ASSIGNMENT:
Give back the records in their entirety, exactly.

SOURCE MATERIAL:
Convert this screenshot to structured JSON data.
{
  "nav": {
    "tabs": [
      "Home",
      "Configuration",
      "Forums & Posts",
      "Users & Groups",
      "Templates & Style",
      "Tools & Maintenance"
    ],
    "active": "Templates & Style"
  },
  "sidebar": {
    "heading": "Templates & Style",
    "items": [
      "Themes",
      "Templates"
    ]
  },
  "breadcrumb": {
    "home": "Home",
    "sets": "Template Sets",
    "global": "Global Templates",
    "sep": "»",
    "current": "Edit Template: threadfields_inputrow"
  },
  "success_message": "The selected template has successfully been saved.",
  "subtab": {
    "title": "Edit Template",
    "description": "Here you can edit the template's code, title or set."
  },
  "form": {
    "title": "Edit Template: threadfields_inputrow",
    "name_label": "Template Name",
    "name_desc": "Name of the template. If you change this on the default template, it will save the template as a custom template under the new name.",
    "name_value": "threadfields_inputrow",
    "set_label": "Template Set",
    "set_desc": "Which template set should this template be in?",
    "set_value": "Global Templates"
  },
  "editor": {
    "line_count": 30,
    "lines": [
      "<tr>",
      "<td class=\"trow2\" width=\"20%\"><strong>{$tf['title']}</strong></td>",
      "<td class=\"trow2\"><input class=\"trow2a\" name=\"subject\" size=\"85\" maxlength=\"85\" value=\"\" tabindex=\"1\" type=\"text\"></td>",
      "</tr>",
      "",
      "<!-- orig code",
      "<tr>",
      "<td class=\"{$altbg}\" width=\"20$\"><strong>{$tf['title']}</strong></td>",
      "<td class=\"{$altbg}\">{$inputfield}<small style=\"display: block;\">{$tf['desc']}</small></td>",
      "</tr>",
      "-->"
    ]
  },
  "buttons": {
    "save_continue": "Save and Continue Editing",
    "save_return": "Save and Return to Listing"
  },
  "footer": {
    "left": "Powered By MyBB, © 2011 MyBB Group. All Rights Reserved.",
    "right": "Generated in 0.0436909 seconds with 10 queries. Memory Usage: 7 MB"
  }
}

RESPONSE AREA:
Convert this screenshot to structured JSON data.
{
  "nav": {
    "tabs": [
      "Home",
      "Configuration",
      "Forums & Posts",
      "Users & Groups",
      "Templates & Style",
      "Tools & Maintenance"
    ],
    "active": "Templates & Style"
  },
  "sidebar": {
    "heading": "Templates & Style",
    "items": [
      "Themes",
      "Templates"
    ]
  },
  "breadcrumb": {
    "home": "Home",
    "sets": "Template Sets",
    "global": "Global Templates",
    "sep": "»",
    "current": "Edit Template: threadfields_inputrow"
  },
  "success_message": "The selected template has successfully been saved.",
  "subtab": {
    "title": "Edit Template",
    "description": "Here you can edit the template's code, title or set."
  },
  "form": {
    "title": "Edit Template: threadfields_inputrow",
    "name_label": "Template Name",
    "name_desc": "Name of the template. If you change this on the default template, it will save the template as a custom template under the new name.",
    "name_value": "threadfields_inputrow",
    "set_label": "Template Set",
    "set_desc": "Which template set should this template be in?",
    "set_value": "Global Templates"
  },
  "editor": {
    "line_count": 30,
    "lines": [
      "<tr>",
      "<td class=\"trow2\" width=\"20%\"><strong>{$tf['title']}</strong></td>",
      "<td class=\"trow2\"><input class=\"trow2a\" name=\"subject\" size=\"85\" maxlength=\"85\" value=\"\" tabindex=\"1\" type=\"text\"></td>",
      "</tr>",
      "",
      "<!-- orig code",
      "<tr>",
      "<td class=\"{$altbg}\" width=\"20$\"><strong>{$tf['title']}</strong></td>",
      "<td class=\"{$altbg}\">{$inputfield}<small style=\"display: block;\">{$tf['desc']}</small></td>",
      "</tr>",
      "-->"
    ]
  },
  "buttons": {
    "save_continue": "Save and Continue Editing",
    "save_return": "Save and Return to Listing"
  },
  "footer": {
    "left": "Powered By MyBB, © 2011 MyBB Group. All Rights Reserved.",
    "right": "Generated in 0.0436909 seconds with 10 queries. Memory Usage: 7 MB"
  }
}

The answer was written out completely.